# What to do:
Please set down each line of the material exactly.

# Supplied data:
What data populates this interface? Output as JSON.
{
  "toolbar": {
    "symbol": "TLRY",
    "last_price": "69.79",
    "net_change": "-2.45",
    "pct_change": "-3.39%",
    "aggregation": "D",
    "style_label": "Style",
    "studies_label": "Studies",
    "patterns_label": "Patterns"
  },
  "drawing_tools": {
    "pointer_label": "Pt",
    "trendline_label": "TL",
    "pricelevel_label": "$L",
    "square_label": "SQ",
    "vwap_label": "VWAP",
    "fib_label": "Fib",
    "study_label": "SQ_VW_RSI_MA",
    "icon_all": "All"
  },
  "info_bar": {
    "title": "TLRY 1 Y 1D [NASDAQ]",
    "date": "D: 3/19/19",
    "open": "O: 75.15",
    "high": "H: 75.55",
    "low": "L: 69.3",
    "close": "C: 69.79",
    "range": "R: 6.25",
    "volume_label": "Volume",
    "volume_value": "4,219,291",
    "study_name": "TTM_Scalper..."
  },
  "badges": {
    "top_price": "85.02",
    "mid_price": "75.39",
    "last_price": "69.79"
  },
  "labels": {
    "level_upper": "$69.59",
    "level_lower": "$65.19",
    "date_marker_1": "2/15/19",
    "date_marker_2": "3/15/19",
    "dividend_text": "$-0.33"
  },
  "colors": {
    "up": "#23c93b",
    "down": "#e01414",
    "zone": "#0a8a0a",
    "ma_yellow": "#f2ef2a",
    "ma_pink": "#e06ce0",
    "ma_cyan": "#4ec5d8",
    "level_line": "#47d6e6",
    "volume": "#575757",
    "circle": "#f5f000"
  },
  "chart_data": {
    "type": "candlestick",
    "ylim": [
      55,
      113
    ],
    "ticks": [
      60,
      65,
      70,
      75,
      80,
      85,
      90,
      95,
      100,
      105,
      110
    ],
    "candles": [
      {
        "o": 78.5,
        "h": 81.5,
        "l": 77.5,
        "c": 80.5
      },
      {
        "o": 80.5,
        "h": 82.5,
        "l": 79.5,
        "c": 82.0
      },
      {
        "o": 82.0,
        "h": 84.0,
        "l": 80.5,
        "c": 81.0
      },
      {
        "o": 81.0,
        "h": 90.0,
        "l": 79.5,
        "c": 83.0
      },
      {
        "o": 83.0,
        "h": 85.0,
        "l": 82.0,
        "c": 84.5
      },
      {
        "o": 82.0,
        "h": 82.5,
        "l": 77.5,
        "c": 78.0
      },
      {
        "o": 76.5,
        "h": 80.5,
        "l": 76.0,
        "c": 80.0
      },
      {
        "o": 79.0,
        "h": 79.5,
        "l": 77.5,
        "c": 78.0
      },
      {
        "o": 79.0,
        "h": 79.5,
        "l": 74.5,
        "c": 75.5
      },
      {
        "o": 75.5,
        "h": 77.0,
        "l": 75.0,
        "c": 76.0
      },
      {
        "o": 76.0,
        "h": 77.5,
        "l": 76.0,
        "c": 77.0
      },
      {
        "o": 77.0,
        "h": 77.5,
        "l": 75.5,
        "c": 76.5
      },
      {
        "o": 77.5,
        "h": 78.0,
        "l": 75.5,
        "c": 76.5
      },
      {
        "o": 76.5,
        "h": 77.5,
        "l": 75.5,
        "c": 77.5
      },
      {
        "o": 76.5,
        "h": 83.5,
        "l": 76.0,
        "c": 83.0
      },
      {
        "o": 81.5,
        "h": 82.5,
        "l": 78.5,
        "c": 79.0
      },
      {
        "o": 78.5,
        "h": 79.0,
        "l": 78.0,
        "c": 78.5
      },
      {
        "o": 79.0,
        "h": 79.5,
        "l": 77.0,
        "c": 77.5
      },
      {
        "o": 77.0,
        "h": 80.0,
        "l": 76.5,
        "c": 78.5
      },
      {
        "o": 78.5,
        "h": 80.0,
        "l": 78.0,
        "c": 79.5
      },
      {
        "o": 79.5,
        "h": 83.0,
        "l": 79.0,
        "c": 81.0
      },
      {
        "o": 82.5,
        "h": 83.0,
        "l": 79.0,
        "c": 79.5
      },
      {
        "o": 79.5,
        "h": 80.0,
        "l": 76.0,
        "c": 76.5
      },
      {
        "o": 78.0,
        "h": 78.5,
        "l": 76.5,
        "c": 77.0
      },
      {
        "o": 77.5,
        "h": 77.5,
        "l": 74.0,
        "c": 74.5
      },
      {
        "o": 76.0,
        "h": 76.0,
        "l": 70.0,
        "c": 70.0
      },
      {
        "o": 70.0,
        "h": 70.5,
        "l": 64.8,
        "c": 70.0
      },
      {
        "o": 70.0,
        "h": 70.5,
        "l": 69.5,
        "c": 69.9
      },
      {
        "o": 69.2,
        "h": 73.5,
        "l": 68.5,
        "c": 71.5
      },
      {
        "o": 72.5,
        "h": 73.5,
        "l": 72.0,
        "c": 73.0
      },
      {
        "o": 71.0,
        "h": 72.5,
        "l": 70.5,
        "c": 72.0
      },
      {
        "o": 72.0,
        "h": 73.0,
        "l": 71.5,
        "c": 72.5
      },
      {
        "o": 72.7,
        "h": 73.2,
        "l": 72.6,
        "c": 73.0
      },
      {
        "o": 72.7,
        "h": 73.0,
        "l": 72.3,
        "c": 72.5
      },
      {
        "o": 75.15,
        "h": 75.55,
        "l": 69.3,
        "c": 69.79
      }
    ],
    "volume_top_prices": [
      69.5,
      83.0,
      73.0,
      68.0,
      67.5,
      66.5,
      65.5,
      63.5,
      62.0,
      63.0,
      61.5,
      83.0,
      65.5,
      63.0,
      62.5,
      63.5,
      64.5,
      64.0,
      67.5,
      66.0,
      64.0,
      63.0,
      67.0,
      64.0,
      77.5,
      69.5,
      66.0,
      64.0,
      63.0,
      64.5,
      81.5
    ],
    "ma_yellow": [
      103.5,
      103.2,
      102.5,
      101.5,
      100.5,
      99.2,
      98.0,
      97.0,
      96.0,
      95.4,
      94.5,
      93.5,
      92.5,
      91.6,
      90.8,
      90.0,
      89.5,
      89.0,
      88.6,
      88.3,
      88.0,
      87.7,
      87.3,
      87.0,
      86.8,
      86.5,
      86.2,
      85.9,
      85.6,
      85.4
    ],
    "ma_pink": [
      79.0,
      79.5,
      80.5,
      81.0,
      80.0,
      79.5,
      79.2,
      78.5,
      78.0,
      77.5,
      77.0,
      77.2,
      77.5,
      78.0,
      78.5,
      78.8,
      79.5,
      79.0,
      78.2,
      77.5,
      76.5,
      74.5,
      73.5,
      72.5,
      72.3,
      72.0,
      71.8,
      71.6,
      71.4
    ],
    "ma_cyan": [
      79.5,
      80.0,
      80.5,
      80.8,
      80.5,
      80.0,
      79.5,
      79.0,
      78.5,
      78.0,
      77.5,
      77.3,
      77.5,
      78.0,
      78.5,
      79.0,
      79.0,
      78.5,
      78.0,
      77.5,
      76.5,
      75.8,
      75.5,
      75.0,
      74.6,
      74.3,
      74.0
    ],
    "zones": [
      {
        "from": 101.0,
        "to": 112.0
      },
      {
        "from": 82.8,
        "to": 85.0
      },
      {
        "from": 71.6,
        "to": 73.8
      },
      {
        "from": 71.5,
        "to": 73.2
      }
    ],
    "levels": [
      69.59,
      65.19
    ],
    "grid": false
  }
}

# Output of the task:
What data populates this interface? Output as JSON.
{
  "toolbar": {
    "symbol": "TLRY",
    "last_price": "69.79",
    "net_change": "-2.45",
    "pct_change": "-3.39%",
    "aggregation": "D",
    "style_label": "Style",
    "studies_label": "Studies",
    "patterns_label": "Patterns"
  },
  "drawing_tools": {
    "pointer_label": "Pt",
    "trendline_label": "TL",
    "pricelevel_label": "$L",
    "square_label": "SQ",
    "vwap_label": "VWAP",
    "fib_label": "Fib",
    "study_label": "SQ_VW_RSI_MA",
    "icon_all": "All"
  },
  "info_bar": {
    "title": "TLRY 1 Y 1D [NASDAQ]",
    "date": "D: 3/19/19",
    "open": "O: 75.15",
    "high": "H: 75.55",
    "low": "L: 69.3",
    "close": "C: 69.79",
    "range": "R: 6.25",
    "volume_label": "Volume",
    "volume_value": "4,219,291",
    "study_name": "TTM_Scalper..."
  },
  "badges": {
    "top_price": "85.02",
    "mid_price": "75.39",
    "last_price": "69.79"
  },
  "labels": {
    "level_upper": "$69.59",
    "level_lower": "$65.19",
    "date_marker_1": "2/15/19",
    "date_marker_2": "3/15/19",
    "dividend_text": "$-0.33"
  },
  "colors": {
    "up": "#23c93b",
    "down": "#e01414",
    "zone": "#0a8a0a",
    "ma_yellow": "#f2ef2a",
    "ma_pink": "#e06ce0",
    "ma_cyan": "#4ec5d8",
    "level_line": "#47d6e6",
    "volume": "#575757",
    "circle": "#f5f000"
  },
  "chart_data": {
    "type": "candlestick",
    "ylim": [
      55,
      113
    ],
    "ticks": [
      60,
      65,
      70,
      75,
      80,
      85,
      90,
      95,
      100,
      105,
      110
    ],
    "candles": [
      {
        "o": 78.5,
        "h": 81.5,
        "l": 77.5,
        "c": 80.5
      },
      {
        "o": 80.5,
        "h": 82.5,
        "l": 79.5,
        "c": 82.0
      },
      {
        "o": 82.0,
        "h": 84.0,
        "l": 80.5,
        "c": 81.0
      },
      {
        "o": 81.0,
        "h": 90.0,
        "l": 79.5,
        "c": 83.0
      },
      {
        "o": 83.0,
        "h": 85.0,
        "l": 82.0,
        "c": 84.5
      },
      {
        "o": 82.0,
        "h": 82.5,
        "l": 77.5,
        "c": 78.0
      },
      {
        "o": 76.5,
        "h": 80.5,
        "l": 76.0,
        "c": 80.0
      },
      {
        "o": 79.0,
        "h": 79.5,
        "l": 77.5,
        "c": 78.0
      },
      {
        "o": 79.0,
        "h": 79.5,
        "l": 74.5,
        "c": 75.5
      },
      {
        "o": 75.5,
        "h": 77.0,
        "l": 75.0,
        "c": 76.0
      },
      {
        "o": 76.0,
        "h": 77.5,
        "l": 76.0,
        "c": 77.0
      },
      {
        "o": 77.0,
        "h": 77.5,
        "l": 75.5,
        "c": 76.5
      },
      {
        "o": 77.5,
        "h": 78.0,
        "l": 75.5,
        "c": 76.5
      },
      {
        "o": 76.5,
        "h": 77.5,
        "l": 75.5,
        "c": 77.5
      },
      {
        "o": 76.5,
        "h": 83.5,
        "l": 76.0,
        "c": 83.0
      },
      {
        "o": 81.5,
        "h": 82.5,
        "l": 78.5,
        "c": 79.0
      },
      {
        "o": 78.5,
        "h": 79.0,
        "l": 78.0,
        "c": 78.5
      },
      {
        "o": 79.0,
        "h": 79.5,
        "l": 77.0,
        "c": 77.5
      },
      {
        "o": 77.0,
        "h": 80.0,
        "l": 76.5,
        "c": 78.5
      },
      {
        "o": 78.5,
        "h": 80.0,
        "l": 78.0,
        "c": 79.5
      },
      {
        "o": 79.5,
        "h": 83.0,
        "l": 79.0,
        "c": 81.0
      },
      {
        "o": 82.5,
        "h": 83.0,
        "l": 79.0,
        "c": 79.5
      },
      {
        "o": 79.5,
        "h": 80.0,
        "l": 76.0,
        "c": 76.5
      },
      {
        "o": 78.0,
        "h": 78.5,
        "l": 76.5,
        "c": 77.0
      },
      {
        "o": 77.5,
        "h": 77.5,
        "l": 74.0,
        "c": 74.5
      },
      {
        "o": 76.0,
        "h": 76.0,
        "l": 70.0,
        "c": 70.0
      },
      {
        "o": 70.0,
        "h": 70.5,
        "l": 64.8,
        "c": 70.0
      },
      {
        "o": 70.0,
        "h": 70.5,
        "l": 69.5,
        "c": 69.9
      },
      {
        "o": 69.2,
        "h": 73.5,
        "l": 68.5,
        "c": 71.5
      },
      {
        "o": 72.5,
        "h": 73.5,
        "l": 72.0,
        "c": 73.0
      },
      {
        "o": 71.0,
        "h": 72.5,
        "l": 70.5,
        "c": 72.0
      },
      {
        "o": 72.0,
        "h": 73.0,
        "l": 71.5,
        "c": 72.5
      },
      {
        "o": 72.7,
        "h": 73.2,
        "l": 72.6,
        "c": 73.0
      },
      {
        "o": 72.7,
        "h": 73.0,
        "l": 72.3,
        "c": 72.5
      },
      {
        "o": 75.15,
        "h": 75.55,
        "l": 69.3,
        "c": 69.79
      }
    ],
    "volume_top_prices": [
      69.5,
      83.0,
      73.0,
      68.0,
      67.5,
      66.5,
      65.5,
      63.5,
      62.0,
      63.0,
      61.5,
      83.0,
      65.5,
      63.0,
      62.5,
      63.5,
      64.5,
      64.0,
      67.5,
      66.0,
      64.0,
      63.0,
      67.0,
      64.0,
      77.5,
      69.5,
      66.0,
      64.0,
      63.0,
      64.5,
      81.5
    ],
    "ma_yellow": [
      103.5,
      103.2,
      102.5,
      101.5,
      100.5,
      99.2,
      98.0,
      97.0,
      96.0,
      95.4,
      94.5,
      93.5,
      92.5,
      91.6,
      90.8,
      90.0,
      89.5,
      89.0,
      88.6,
      88.3,
      88.0,
      87.7,
      87.3,
      87.0,
      86.8,
      86.5,
      86.2,
      85.9,
      85.6,
      85.4
    ],
    "ma_pink": [
      79.0,
      79.5,
      80.5,
      81.0,
      80.0,
      79.5,
      79.2,
      78.5,
      78.0,
      77.5,
      77.0,
      77.2,
      77.5,
      78.0,
      78.5,
      78.8,
      79.5,
      79.0,
      78.2,
      77.5,
      76.5,
      74.5,
      73.5,
      72.5,
      72.3,
      72.0,
      71.8,
      71.6,
      71.4
    ],
    "ma_cyan": [
      79.5,
      80.0,
      80.5,
      80.8,
      80.5,
      80.0,
      79.5,
      79.0,
      78.5,
      78.0,
      77.5,
      77.3,
      77.5,
      78.0,
      78.5,
      79.0,
      79.0,
      78.5,
      78.0,
      77.5,
      76.5,
      75.8,
      75.5,
      75.0,
      74.6,
      74.3,
      74.0
    ],
    "zones": [
      {
        "from": 101.0,
        "to": 112.0
      },
      {
        "from": 82.8,
        "to": 85.0
      },
      {
        "from": 71.6,
        "to": 73.8
      },
      {
        "from": 71.5,
        "to": 73.2
      }
    ],
    "levels": [
      69.59,
      65.19
    ],
    "grid": false
  }
}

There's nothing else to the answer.